Task goal – Print the whole listing again, exactly as it stands.

Material for the task –
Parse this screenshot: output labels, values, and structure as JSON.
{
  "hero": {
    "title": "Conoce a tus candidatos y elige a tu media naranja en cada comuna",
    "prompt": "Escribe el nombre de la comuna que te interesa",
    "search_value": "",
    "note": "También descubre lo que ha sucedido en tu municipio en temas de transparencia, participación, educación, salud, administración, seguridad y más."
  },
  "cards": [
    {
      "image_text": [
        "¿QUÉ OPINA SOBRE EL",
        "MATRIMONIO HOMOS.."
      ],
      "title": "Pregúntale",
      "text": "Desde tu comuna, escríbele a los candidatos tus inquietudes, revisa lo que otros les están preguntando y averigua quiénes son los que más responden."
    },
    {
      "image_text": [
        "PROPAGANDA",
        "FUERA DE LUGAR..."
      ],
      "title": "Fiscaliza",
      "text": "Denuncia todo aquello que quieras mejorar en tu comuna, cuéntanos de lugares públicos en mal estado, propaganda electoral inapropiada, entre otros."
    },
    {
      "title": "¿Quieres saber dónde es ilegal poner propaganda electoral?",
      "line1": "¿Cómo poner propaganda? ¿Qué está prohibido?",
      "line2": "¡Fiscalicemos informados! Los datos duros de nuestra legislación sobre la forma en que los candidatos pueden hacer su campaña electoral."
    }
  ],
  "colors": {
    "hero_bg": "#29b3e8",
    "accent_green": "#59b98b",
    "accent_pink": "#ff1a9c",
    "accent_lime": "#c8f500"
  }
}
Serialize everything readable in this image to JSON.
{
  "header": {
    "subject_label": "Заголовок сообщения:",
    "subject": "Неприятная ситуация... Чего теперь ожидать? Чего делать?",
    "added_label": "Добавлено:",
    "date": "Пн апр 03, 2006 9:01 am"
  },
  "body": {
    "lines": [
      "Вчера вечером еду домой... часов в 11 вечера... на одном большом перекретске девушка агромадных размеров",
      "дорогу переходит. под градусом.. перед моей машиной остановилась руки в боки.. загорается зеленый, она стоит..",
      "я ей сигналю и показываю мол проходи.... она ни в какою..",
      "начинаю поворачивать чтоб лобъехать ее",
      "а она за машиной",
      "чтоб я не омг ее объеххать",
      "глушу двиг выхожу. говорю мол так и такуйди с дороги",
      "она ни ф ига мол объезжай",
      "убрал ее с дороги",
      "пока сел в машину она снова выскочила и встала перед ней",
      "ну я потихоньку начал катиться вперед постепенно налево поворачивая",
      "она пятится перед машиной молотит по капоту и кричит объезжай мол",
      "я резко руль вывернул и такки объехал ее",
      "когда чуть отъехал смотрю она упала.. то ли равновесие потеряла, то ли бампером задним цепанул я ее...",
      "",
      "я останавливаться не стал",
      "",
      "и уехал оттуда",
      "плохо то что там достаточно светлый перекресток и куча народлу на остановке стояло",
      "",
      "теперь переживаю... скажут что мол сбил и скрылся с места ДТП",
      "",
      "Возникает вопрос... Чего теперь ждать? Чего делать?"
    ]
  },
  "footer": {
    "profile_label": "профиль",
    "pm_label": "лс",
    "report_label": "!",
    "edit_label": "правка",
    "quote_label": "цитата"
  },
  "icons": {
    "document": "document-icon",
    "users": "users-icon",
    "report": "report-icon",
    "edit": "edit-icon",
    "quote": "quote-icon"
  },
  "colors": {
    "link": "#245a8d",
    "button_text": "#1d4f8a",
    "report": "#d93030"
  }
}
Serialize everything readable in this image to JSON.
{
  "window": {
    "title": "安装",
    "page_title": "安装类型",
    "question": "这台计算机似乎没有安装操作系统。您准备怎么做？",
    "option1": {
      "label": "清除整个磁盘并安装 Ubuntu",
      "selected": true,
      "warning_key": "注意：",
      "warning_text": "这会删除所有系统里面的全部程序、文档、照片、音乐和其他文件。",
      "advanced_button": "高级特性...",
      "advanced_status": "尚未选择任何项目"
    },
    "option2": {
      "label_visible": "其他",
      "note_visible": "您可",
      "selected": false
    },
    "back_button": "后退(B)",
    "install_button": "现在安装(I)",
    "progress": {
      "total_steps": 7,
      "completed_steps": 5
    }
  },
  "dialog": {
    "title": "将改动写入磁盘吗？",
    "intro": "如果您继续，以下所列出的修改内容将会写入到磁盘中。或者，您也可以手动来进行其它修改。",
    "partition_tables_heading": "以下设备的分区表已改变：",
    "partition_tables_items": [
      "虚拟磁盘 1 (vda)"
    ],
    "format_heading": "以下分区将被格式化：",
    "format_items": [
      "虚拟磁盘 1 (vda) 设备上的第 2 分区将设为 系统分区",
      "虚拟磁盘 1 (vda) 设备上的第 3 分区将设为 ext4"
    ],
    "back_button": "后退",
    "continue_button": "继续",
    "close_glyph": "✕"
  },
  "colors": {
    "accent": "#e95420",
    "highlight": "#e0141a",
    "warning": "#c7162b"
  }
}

Task output –
Parse this screenshot: output labels, values, and structure as JSON.
{
  "hero": {
    "title": "Conoce a tus candidatos y elige a tu media naranja en cada comuna",
    "prompt": "Escribe el nombre de la comuna que te interesa",
    "search_value": "",
    "note": "También descubre lo que ha sucedido en tu municipio en temas de transparencia, participación, educación, salud, administración, seguridad y más."
  },
  "cards": [
    {
      "image_text": [
        "¿QUÉ OPINA SOBRE EL",
        "MATRIMONIO HOMOS.."
      ],
      "title": "Pregúntale",
      "text": "Desde tu comuna, escríbele a los candidatos tus inquietudes, revisa lo que otros les están preguntando y averigua quiénes son los que más responden."
    },
    {
      "image_text": [
        "PROPAGANDA",
        "FUERA DE LUGAR..."
      ],
      "title": "Fiscaliza",
      "text": "Denuncia todo aquello que quieras mejorar en tu comuna, cuéntanos de lugares públicos en mal estado, propaganda electoral inapropiada, entre otros."
    },
    {
      "title": "¿Quieres saber dónde es ilegal poner propaganda electoral?",
      "line1": "¿Cómo poner propaganda? ¿Qué está prohibido?",
      "line2": "¡Fiscalicemos informados! Los datos duros de nuestra legislación sobre la forma en que los candidatos pueden hacer su campaña electoral."
    }
  ],
  "colors": {
    "hero_bg": "#29b3e8",
    "accent_green": "#59b98b",
    "accent_pink": "#ff1a9c",
    "accent_lime": "#c8f500"
  }
}
Serialize everything readable in this image to JSON.
{
  "header": {
    "subject_label": "Заголовок сообщения:",
    "subject": "Неприятная ситуация... Чего теперь ожидать? Чего делать?",
    "added_label": "Добавлено:",
    "date": "Пн апр 03, 2006 9:01 am"
  },
  "body": {
    "lines": [
      "Вчера вечером еду домой... часов в 11 вечера... на одном большом перекретске девушка агромадных размеров",
      "дорогу переходит. под градусом.. перед моей машиной остановилась руки в боки.. загорается зеленый, она стоит..",
      "я ей сигналю и показываю мол проходи.... она ни в какою..",
      "начинаю поворачивать чтоб лобъехать ее",
      "а она за машиной",
      "чтоб я не омг ее объеххать",
      "глушу двиг выхожу. говорю мол так и такуйди с дороги",
      "она ни ф ига мол объезжай",
      "убрал ее с дороги",
      "пока сел в машину она снова выскочила и встала перед ней",
      "ну я потихоньку начал катиться вперед постепенно налево поворачивая",
      "она пятится перед машиной молотит по капоту и кричит объезжай мол",
      "я резко руль вывернул и такки объехал ее",
      "когда чуть отъехал смотрю она упала.. то ли равновесие потеряла, то ли бампером задним цепанул я ее...",
      "",
      "я останавливаться не стал",
      "",
      "и уехал оттуда",
      "плохо то что там достаточно светлый перекресток и куча народлу на остановке стояло",
      "",
      "теперь переживаю... скажут что мол сбил и скрылся с места ДТП",
      "",
      "Возникает вопрос... Чего теперь ждать? Чего делать?"
    ]
  },
  "footer": {
    "profile_label": "профиль",
    "pm_label": "лс",
    "report_label": "!",
    "edit_label": "правка",
    "quote_label": "цитата"
  },
  "icons": {
    "document": "document-icon",
    "users": "users-icon",
    "report": "report-icon",
    "edit": "edit-icon",
    "quote": "quote-icon"
  },
  "colors": {
    "link": "#245a8d",
    "button_text": "#1d4f8a",
    "report": "#d93030"
  }
}
Serialize everything readable in this image to JSON.
{
  "window": {
    "title": "安装",
    "page_title": "安装类型",
    "question": "这台计算机似乎没有安装操作系统。您准备怎么做？",
    "option1": {
      "label": "清除整个磁盘并安装 Ubuntu",
      "selected": true,
      "warning_key": "注意：",
      "warning_text": "这会删除所有系统里面的全部程序、文档、照片、音乐和其他文件。",
      "advanced_button": "高级特性...",
      "advanced_status": "尚未选择任何项目"
    },
    "option2": {
      "label_visible": "其他",
      "note_visible": "您可",
      "selected": false
    },
    "back_button": "后退(B)",
    "install_button": "现在安装(I)",
    "progress": {
      "total_steps": 7,
      "completed_steps": 5
    }
  },
  "dialog": {
    "title": "将改动写入磁盘吗？",
    "intro": "如果您继续，以下所列出的修改内容将会写入到磁盘中。或者，您也可以手动来进行其它修改。",
    "partition_tables_heading": "以下设备的分区表已改变：",
    "partition_tables_items": [
      "虚拟磁盘 1 (vda)"
    ],
    "format_heading": "以下分区将被格式化：",
    "format_items": [
      "虚拟磁盘 1 (vda) 设备上的第 2 分区将设为 系统分区",
      "虚拟磁盘 1 (vda) 设备上的第 3 分区将设为 ext4"
    ],
    "back_button": "后退",
    "continue_button": "继续",
    "close_glyph": "✕"
  },
  "colors": {
    "accent": "#e95420",
    "highlight": "#e0141a",
    "warning": "#c7162b"
  }
}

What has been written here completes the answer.